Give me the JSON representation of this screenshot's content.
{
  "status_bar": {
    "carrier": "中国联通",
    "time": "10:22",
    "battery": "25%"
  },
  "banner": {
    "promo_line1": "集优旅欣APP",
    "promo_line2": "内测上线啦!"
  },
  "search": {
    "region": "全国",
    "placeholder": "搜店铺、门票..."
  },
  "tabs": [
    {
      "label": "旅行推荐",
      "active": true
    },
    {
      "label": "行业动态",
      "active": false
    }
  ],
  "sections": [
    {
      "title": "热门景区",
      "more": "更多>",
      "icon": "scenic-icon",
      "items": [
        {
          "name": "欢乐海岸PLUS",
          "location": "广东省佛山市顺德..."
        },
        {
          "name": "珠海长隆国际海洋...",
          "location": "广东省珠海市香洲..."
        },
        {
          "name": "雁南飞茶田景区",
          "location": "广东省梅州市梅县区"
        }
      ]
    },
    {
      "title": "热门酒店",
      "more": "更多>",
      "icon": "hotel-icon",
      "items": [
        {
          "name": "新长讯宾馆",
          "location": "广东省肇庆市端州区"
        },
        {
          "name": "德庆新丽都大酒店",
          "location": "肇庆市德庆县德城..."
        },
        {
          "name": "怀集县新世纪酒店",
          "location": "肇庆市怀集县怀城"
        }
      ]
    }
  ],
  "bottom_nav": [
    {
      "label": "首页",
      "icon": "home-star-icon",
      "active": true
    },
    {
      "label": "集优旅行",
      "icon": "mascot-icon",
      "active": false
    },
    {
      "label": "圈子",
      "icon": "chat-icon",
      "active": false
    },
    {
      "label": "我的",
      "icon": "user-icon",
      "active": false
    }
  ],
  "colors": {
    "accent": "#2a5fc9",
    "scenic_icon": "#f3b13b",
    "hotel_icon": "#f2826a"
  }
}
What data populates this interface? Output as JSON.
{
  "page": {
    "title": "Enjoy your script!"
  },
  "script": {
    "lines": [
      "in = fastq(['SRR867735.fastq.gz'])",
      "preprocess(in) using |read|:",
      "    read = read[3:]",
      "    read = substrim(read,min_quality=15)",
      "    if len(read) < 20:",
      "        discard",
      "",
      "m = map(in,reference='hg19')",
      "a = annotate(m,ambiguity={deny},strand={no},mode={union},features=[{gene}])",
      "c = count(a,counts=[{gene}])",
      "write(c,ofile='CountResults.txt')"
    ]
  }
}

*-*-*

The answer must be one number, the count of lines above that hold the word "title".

3